They say, “There is no cure for polio. The disease is preventable through polio vaccine. However, multiple doses are required for it to be effective.”

“The current outbreak of polio is a setback to the efforts and progress made on eradication of polio in the country. In line with the WHO guidance and the International Health Regulations (IHR), Malawi has put in place response activities to contain the situation in the country including a nationwide vaccination campaign set to commence on 21 March 2022,” ECM members say.

Their March 15 statement indicates that Malawi is set to vaccinate approximately 2.9 million children under the age of five in a nationwide polio vaccination campaign.

The Catholic Bishops say, “All children under the age of five are expected to receive four rounds of the polio vaccine regardless of prior vaccination status, to achieve full protection from polio.”


“The first-round campaign is expected to start from 21 March 2022 and the rest will take place in April, May and June 2022,” they add.

Silas Mwale Isenjia is a Kenyan journalist with a great zeal and interest for Catholic Church related communication. He holds a Bachelor’s Degree in Linguistics, Media and Communication from Moi University in Kenya.
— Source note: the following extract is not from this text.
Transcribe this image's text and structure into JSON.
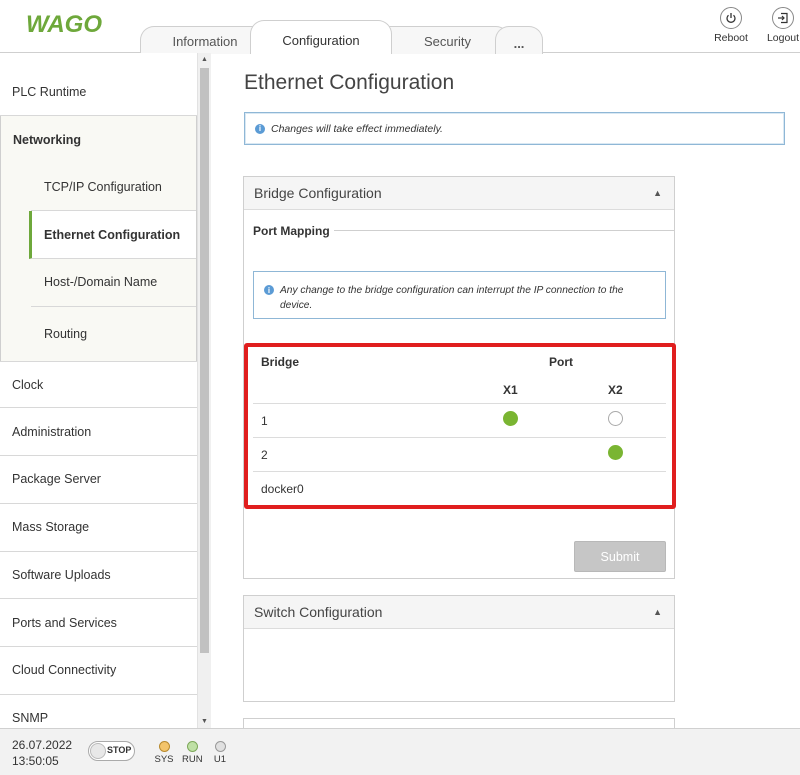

Silas has vast experience in the Media production industry. He currently works as a Journalist for ACI Africa.